ABOUT THIS EXERCISE:
Each record must appear in the answer exactly as given.
[[ DATA UNDER STUDY open ]]
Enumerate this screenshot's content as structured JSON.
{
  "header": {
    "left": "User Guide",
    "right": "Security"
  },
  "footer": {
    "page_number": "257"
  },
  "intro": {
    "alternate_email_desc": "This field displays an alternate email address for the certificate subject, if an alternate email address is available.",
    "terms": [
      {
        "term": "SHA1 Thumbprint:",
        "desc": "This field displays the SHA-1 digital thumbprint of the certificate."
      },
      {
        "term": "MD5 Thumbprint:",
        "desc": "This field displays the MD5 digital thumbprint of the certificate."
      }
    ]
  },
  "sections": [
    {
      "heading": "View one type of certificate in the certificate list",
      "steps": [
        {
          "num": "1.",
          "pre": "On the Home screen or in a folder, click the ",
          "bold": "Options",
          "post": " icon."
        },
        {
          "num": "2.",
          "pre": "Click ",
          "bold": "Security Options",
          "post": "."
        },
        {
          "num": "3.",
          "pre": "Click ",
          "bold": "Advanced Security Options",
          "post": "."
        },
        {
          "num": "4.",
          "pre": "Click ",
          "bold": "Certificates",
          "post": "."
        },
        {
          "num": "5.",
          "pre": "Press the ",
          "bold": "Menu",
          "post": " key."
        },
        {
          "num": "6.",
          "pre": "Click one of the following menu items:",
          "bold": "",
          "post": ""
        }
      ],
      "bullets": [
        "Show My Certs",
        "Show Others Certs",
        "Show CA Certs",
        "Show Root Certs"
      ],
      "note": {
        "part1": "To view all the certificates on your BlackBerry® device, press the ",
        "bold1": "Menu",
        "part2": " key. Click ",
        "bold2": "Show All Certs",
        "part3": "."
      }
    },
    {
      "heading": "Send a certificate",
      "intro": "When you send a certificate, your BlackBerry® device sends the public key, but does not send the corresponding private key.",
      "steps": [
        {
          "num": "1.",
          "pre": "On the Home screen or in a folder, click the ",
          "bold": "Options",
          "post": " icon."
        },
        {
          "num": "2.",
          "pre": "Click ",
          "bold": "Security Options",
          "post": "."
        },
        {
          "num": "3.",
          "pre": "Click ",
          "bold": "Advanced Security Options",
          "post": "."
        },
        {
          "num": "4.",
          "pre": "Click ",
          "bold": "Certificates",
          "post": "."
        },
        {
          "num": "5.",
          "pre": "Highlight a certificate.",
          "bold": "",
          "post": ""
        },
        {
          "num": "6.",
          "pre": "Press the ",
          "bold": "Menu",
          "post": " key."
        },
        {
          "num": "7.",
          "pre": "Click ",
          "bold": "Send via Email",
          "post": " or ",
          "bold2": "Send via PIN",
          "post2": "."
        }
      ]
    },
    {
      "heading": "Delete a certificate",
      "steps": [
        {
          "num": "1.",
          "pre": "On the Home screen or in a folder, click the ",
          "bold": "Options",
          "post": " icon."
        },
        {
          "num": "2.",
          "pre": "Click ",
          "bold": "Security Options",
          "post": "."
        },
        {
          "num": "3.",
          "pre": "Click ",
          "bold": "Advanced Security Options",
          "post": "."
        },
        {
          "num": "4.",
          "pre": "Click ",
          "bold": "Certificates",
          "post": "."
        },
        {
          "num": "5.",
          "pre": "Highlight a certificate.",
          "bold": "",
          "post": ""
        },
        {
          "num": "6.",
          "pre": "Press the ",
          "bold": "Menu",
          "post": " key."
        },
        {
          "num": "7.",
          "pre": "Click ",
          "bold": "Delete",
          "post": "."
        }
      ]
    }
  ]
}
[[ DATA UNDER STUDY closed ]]
RESULT:
Enumerate this screenshot's content as structured JSON.
{
  "header": {
    "left": "User Guide",
    "right": "Security"
  },
  "footer": {
    "page_number": "257"
  },
  "intro": {
    "alternate_email_desc": "This field displays an alternate email address for the certificate subject, if an alternate email address is available.",
    "terms": [
      {
        "term": "SHA1 Thumbprint:",
        "desc": "This field displays the SHA-1 digital thumbprint of the certificate."
      },
      {
        "term": "MD5 Thumbprint:",
        "desc": "This field displays the MD5 digital thumbprint of the certificate."
      }
    ]
  },
  "sections": [
    {
      "heading": "View one type of certificate in the certificate list",
      "steps": [
        {
          "num": "1.",
          "pre": "On the Home screen or in a folder, click the ",
          "bold": "Options",
          "post": " icon."
        },
        {
          "num": "2.",
          "pre": "Click ",
          "bold": "Security Options",
          "post": "."
        },
        {
          "num": "3.",
          "pre": "Click ",
          "bold": "Advanced Security Options",
          "post": "."
        },
        {
          "num": "4.",
          "pre": "Click ",
          "bold": "Certificates",
          "post": "."
        },
        {
          "num": "5.",
          "pre": "Press the ",
          "bold": "Menu",
          "post": " key."
        },
        {
          "num": "6.",
          "pre": "Click one of the following menu items:",
          "bold": "",
          "post": ""
        }
      ],
      "bullets": [
        "Show My Certs",
        "Show Others Certs",
        "Show CA Certs",
        "Show Root Certs"
      ],
      "note": {
        "part1": "To view all the certificates on your BlackBerry® device, press the ",
        "bold1": "Menu",
        "part2": " key. Click ",
        "bold2": "Show All Certs",
        "part3": "."
      }
    },
    {
      "heading": "Send a certificate",
      "intro": "When you send a certificate, your BlackBerry® device sends the public key, but does not send the corresponding private key.",
      "steps": [
        {
          "num": "1.",
          "pre": "On the Home screen or in a folder, click the ",
          "bold": "Options",
          "post": " icon."
        },
        {
          "num": "2.",
          "pre": "Click ",
          "bold": "Security Options",
          "post": "."
        },
        {
          "num": "3.",
          "pre": "Click ",
          "bold": "Advanced Security Options",
          "post": "."
        },
        {
          "num": "4.",
          "pre": "Click ",
          "bold": "Certificates",
          "post": "."
        },
        {
          "num": "5.",
          "pre": "Highlight a certificate.",
          "bold": "",
          "post": ""
        },
        {
          "num": "6.",
          "pre": "Press the ",
          "bold": "Menu",
          "post": " key."
        },
        {
          "num": "7.",
          "pre": "Click ",
          "bold": "Send via Email",
          "post": " or ",
          "bold2": "Send via PIN",
          "post2": "."
        }
      ]
    },
    {
      "heading": "Delete a certificate",
      "steps": [
        {
          "num": "1.",
          "pre": "On the Home screen or in a folder, click the ",
          "bold": "Options",
          "post": " icon."
        },
        {
          "num": "2.",
          "pre": "Click ",
          "bold": "Security Options",
          "post": "."
        },
        {
          "num": "3.",
          "pre": "Click ",
          "bold": "Advanced Security Options",
          "post": "."
        },
        {
          "num": "4.",
          "pre": "Click ",
          "bold": "Certificates",
          "post": "."
        },
        {
          "num": "5.",
          "pre": "Highlight a certificate.",
          "bold": "",
          "post": ""
        },
        {
          "num": "6.",
          "pre": "Press the ",
          "bold": "Menu",
          "post": " key."
        },
        {
          "num": "7.",
          "pre": "Click ",
          "bold": "Delete",
          "post": "."
        }
      ]
    }
  ]
}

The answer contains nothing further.